YOUR GOAL –
Give back the entries exactly as they read, leaving each image out.

(Element data from apps and pages)

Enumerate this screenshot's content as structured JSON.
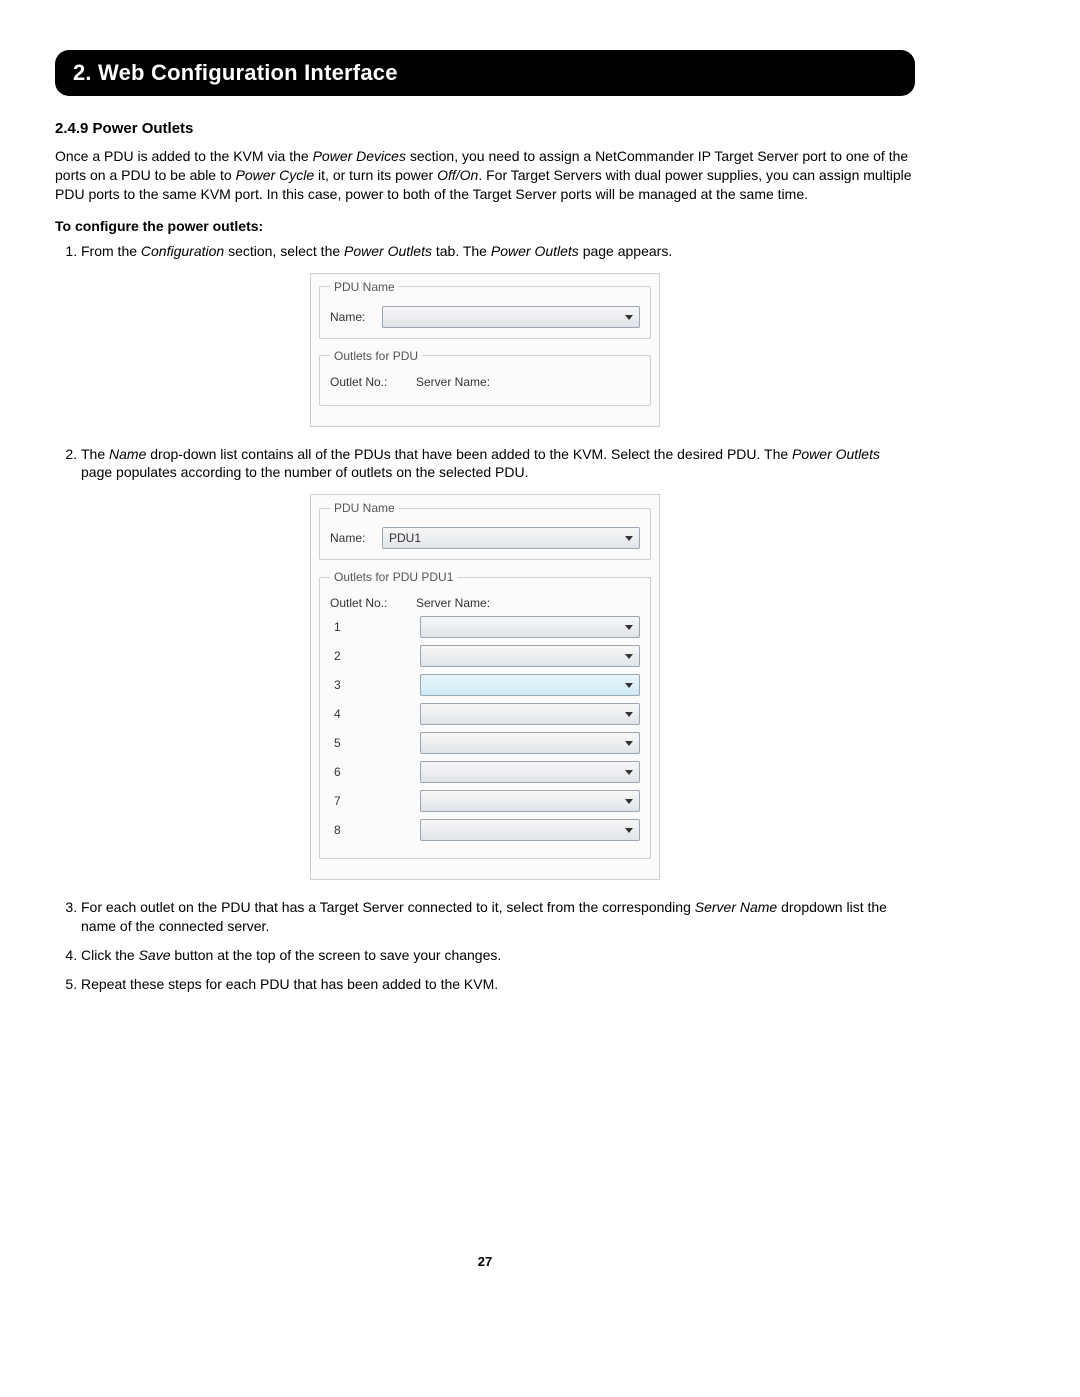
{
  "header": {
    "chapter_title": "2. Web Configuration Interface"
  },
  "section": {
    "number_title": "2.4.9 Power Outlets"
  },
  "intro_para": {
    "pre1": "Once a PDU is added to the KVM via the ",
    "it1": "Power Devices",
    "mid1": " section, you need to assign a NetCommander IP Target Server port to one of the ports on a PDU to be able to ",
    "it2": "Power Cycle",
    "mid2": " it, or turn its power ",
    "it3": "Off/On",
    "post1": ". For Target Servers with dual power supplies, you can assign multiple PDU ports to the same KVM port. In this case, power to both of the Target Server ports will be managed at the same time."
  },
  "configure_heading": "To configure the power outlets:",
  "step1": {
    "pre": "From the ",
    "it1": "Configuration",
    "mid1": " section, select the ",
    "it2": "Power Outlets",
    "mid2": " tab. The ",
    "it3": "Power Outlets",
    "post": " page appears."
  },
  "panel1": {
    "legend_pdu_name": "PDU Name",
    "name_label": "Name:",
    "name_value": "",
    "legend_outlets": "Outlets for PDU",
    "col_outlet": "Outlet No.:",
    "col_server": "Server Name:"
  },
  "step2": {
    "pre": "The ",
    "it1": "Name",
    "mid1": " drop-down list contains all of the PDUs that have been added to the KVM. Select the desired PDU. The ",
    "it2": "Power Outlets",
    "post": " page populates according to the number of outlets on the selected PDU."
  },
  "panel2": {
    "legend_pdu_name": "PDU Name",
    "name_label": "Name:",
    "name_value": "PDU1",
    "legend_outlets": "Outlets for PDU PDU1",
    "col_outlet": "Outlet No.:",
    "col_server": "Server Name:",
    "rows": [
      "1",
      "2",
      "3",
      "4",
      "5",
      "6",
      "7",
      "8"
    ]
  },
  "step3": {
    "pre": "For each outlet on the PDU that has a Target Server connected to it, select from the corresponding ",
    "it1": "Server Name",
    "post": " dropdown list the name of the connected server."
  },
  "step4": {
    "pre": "Click the ",
    "it1": "Save",
    "post": " button at the top of the screen to save your changes."
  },
  "step5": {
    "text": "Repeat these steps for each PDU that has been added to the KVM."
  },
  "page_number": "27"
}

ANSWER SECTION –
Enumerate this screenshot's content as structured JSON.
{
  "header": {
    "chapter_title": "2. Web Configuration Interface"
  },
  "section": {
    "number_title": "2.4.9 Power Outlets"
  },
  "intro_para": {
    "pre1": "Once a PDU is added to the KVM via the ",
    "it1": "Power Devices",
    "mid1": " section, you need to assign a NetCommander IP Target Server port to one of the ports on a PDU to be able to ",
    "it2": "Power Cycle",
    "mid2": " it, or turn its power ",
    "it3": "Off/On",
    "post1": ". For Target Servers with dual power supplies, you can assign multiple PDU ports to the same KVM port. In this case, power to both of the Target Server ports will be managed at the same time."
  },
  "configure_heading": "To configure the power outlets:",
  "step1": {
    "pre": "From the ",
    "it1": "Configuration",
    "mid1": " section, select the ",
    "it2": "Power Outlets",
    "mid2": " tab. The ",
    "it3": "Power Outlets",
    "post": " page appears."
  },
  "panel1": {
    "legend_pdu_name": "PDU Name",
    "name_label": "Name:",
    "name_value": "",
    "legend_outlets": "Outlets for PDU",
    "col_outlet": "Outlet No.:",
    "col_server": "Server Name:"
  },
  "step2": {
    "pre": "The ",
    "it1": "Name",
    "mid1": " drop-down list contains all of the PDUs that have been added to the KVM. Select the desired PDU. The ",
    "it2": "Power Outlets",
    "post": " page populates according to the number of outlets on the selected PDU."
  },
  "panel2": {
    "legend_pdu_name": "PDU Name",
    "name_label": "Name:",
    "name_value": "PDU1",
    "legend_outlets": "Outlets for PDU PDU1",
    "col_outlet": "Outlet No.:",
    "col_server": "Server Name:",
    "rows": [
      "1",
      "2",
      "3",
      "4",
      "5",
      "6",
      "7",
      "8"
    ]
  },
  "step3": {
    "pre": "For each outlet on the PDU that has a Target Server connected to it, select from the corresponding ",
    "it1": "Server Name",
    "post": " dropdown list the name of the connected server."
  },
  "step4": {
    "pre": "Click the ",
    "it1": "Save",
    "post": " button at the top of the screen to save your changes."
  },
  "step5": {
    "text": "Repeat these steps for each PDU that has been added to the KVM."
  },
  "page_number": "27"
}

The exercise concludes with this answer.